*** DATASET EXTRACT ***

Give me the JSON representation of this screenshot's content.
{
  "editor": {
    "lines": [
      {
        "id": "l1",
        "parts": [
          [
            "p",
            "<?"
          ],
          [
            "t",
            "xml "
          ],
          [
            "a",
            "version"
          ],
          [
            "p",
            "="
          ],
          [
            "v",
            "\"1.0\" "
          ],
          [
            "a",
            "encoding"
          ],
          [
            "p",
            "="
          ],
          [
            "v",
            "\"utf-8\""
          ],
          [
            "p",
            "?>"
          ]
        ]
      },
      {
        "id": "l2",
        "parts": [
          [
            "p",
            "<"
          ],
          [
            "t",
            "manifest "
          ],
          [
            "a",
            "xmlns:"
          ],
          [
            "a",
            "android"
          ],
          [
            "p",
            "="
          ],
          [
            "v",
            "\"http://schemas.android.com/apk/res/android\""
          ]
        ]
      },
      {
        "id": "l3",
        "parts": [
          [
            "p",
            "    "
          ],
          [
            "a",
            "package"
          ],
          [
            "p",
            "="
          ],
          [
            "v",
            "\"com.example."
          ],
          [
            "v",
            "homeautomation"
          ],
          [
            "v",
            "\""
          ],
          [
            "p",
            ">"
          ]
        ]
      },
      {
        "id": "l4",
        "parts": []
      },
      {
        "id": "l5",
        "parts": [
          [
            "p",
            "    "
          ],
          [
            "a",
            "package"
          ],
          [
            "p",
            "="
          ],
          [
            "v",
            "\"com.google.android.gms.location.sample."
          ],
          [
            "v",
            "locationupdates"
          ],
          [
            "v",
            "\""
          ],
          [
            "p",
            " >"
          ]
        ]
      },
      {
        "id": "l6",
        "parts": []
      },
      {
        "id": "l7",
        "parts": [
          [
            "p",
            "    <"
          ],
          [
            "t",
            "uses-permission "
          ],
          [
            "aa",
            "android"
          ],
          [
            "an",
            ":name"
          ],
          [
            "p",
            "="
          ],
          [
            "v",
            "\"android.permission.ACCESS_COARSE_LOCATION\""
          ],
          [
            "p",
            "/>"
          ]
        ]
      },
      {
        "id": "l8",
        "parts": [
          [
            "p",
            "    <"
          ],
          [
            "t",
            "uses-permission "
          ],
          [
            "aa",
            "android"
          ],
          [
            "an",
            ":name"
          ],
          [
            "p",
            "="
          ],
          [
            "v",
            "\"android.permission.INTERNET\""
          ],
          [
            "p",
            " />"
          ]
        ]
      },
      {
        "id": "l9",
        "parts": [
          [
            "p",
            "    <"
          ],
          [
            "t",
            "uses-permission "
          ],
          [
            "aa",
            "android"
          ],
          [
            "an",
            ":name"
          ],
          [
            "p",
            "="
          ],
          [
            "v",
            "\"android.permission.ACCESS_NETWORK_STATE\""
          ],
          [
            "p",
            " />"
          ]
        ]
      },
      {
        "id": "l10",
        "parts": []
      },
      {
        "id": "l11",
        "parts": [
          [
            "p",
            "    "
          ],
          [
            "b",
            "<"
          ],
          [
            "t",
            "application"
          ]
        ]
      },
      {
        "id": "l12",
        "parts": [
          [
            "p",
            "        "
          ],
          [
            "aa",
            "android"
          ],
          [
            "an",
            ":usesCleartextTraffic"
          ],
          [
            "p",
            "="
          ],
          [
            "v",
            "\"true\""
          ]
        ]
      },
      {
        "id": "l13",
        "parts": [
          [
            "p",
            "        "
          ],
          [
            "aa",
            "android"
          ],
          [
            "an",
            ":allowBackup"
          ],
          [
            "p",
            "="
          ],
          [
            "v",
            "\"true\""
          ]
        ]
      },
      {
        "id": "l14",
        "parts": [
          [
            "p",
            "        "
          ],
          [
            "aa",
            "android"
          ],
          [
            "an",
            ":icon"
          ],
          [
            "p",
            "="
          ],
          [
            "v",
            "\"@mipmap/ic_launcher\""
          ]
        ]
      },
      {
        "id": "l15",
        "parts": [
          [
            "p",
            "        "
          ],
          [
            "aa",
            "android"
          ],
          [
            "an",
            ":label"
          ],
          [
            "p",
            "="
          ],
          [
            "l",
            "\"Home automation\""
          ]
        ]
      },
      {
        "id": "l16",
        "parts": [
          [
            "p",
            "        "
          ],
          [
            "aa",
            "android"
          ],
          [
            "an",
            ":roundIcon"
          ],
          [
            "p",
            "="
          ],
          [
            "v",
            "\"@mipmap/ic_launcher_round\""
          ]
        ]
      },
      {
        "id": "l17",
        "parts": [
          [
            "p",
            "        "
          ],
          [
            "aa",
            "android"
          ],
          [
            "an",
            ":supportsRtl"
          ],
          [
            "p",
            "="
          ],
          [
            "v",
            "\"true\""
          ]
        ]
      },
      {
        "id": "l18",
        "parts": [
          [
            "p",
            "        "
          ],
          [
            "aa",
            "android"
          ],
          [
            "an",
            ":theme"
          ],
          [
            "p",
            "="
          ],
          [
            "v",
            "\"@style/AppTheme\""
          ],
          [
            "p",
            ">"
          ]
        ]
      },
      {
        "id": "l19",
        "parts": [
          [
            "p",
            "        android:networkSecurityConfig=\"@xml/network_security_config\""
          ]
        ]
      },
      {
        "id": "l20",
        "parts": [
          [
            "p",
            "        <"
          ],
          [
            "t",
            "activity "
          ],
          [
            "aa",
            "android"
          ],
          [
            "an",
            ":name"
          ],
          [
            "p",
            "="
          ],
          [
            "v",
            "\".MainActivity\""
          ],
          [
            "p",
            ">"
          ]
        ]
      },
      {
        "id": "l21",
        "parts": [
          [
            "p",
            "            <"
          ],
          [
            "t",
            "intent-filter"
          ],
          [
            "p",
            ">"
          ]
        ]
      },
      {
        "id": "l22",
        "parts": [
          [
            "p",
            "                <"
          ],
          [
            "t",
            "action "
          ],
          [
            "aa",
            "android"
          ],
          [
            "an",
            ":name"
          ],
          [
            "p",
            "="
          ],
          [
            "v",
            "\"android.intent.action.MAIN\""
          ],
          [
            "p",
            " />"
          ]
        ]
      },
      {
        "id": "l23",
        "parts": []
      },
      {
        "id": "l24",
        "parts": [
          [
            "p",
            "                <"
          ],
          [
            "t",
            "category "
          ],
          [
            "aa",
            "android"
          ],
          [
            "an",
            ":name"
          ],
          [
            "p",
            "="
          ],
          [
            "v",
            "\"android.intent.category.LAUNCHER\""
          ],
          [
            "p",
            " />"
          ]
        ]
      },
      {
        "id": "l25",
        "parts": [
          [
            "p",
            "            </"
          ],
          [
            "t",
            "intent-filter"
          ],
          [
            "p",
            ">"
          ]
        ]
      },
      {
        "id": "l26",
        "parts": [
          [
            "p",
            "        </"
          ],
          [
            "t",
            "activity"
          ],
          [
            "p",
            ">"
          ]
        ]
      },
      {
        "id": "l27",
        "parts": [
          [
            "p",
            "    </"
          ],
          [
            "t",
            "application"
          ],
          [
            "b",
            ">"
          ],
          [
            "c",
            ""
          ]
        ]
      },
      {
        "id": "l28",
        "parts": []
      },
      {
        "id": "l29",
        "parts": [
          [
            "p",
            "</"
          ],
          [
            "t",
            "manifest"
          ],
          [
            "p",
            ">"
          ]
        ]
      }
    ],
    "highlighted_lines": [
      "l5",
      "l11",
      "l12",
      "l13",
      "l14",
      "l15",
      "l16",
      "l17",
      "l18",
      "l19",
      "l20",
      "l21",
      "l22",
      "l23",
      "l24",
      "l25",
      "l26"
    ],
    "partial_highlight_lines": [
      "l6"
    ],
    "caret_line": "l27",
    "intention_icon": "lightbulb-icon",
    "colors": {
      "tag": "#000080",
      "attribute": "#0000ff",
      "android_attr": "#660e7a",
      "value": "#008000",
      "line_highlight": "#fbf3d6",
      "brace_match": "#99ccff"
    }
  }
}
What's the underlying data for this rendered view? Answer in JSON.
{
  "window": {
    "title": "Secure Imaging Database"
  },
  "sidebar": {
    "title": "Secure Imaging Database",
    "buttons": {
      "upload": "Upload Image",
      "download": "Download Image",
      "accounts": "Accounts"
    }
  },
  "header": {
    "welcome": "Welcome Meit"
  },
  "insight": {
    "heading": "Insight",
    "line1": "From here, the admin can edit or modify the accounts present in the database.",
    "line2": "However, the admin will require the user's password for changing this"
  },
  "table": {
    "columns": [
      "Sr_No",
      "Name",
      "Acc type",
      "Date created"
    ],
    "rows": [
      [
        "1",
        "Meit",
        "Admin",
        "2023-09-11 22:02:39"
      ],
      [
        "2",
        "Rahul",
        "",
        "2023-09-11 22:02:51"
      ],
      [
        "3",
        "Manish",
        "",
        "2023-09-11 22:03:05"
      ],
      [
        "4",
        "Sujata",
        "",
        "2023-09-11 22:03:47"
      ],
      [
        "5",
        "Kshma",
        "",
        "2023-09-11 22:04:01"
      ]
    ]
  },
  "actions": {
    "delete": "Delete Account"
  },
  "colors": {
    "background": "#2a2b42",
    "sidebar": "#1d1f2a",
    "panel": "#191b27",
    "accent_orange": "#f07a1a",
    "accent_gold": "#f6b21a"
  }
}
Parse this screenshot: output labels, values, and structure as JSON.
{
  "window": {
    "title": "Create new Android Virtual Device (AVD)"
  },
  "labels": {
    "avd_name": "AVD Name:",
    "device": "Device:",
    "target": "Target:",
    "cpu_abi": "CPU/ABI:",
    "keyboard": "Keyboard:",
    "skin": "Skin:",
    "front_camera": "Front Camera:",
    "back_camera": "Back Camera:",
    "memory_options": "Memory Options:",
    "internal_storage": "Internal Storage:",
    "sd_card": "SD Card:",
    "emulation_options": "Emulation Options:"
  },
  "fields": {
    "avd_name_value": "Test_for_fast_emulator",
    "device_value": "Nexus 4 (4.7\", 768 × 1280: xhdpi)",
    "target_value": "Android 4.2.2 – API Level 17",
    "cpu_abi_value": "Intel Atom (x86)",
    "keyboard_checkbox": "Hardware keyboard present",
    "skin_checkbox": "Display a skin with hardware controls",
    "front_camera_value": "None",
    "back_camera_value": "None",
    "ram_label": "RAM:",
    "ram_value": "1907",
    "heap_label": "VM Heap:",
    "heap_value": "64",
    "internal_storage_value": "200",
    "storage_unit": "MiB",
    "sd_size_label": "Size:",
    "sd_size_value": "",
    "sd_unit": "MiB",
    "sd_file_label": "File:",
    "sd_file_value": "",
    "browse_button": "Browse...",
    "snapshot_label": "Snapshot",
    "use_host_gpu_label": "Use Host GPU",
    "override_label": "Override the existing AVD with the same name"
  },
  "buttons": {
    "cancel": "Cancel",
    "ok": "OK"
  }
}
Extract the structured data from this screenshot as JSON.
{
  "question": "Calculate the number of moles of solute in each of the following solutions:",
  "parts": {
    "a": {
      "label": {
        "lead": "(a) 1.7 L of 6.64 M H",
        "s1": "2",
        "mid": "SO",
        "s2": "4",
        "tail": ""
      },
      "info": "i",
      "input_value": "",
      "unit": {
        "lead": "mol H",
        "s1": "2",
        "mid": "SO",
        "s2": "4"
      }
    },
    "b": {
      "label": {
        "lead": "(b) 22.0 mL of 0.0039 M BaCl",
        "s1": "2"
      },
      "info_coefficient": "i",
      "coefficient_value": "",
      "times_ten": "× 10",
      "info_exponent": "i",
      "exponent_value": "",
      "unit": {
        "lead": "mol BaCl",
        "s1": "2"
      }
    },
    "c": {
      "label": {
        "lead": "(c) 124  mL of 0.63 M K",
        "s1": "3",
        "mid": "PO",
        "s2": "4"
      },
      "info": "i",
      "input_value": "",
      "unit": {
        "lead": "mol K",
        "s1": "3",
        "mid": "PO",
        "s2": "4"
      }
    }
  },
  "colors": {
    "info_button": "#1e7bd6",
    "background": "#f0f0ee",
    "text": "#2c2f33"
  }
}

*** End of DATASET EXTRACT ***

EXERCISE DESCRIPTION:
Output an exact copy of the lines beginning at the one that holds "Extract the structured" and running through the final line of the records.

RESPONSE AREA:
Extract the structured data from this screenshot as JSON.
{
  "question": "Calculate the number of moles of solute in each of the following solutions:",
  "parts": {
    "a": {
      "label": {
        "lead": "(a) 1.7 L of 6.64 M H",
        "s1": "2",
        "mid": "SO",
        "s2": "4",
        "tail": ""
      },
      "info": "i",
      "input_value": "",
      "unit": {
        "lead": "mol H",
        "s1": "2",
        "mid": "SO",
        "s2": "4"
      }
    },
    "b": {
      "label": {
        "lead": "(b) 22.0 mL of 0.0039 M BaCl",
        "s1": "2"
      },
      "info_coefficient": "i",
      "coefficient_value": "",
      "times_ten": "× 10",
      "info_exponent": "i",
      "exponent_value": "",
      "unit": {
        "lead": "mol BaCl",
        "s1": "2"
      }
    },
    "c": {
      "label": {
        "lead": "(c) 124  mL of 0.63 M K",
        "s1": "3",
        "mid": "PO",
        "s2": "4"
      },
      "info": "i",
      "input_value": "",
      "unit": {
        "lead": "mol K",
        "s1": "3",
        "mid": "PO",
        "s2": "4"
      }
    }
  },
  "colors": {
    "info_button": "#1e7bd6",
    "background": "#f0f0ee",
    "text": "#2c2f33"
  }
}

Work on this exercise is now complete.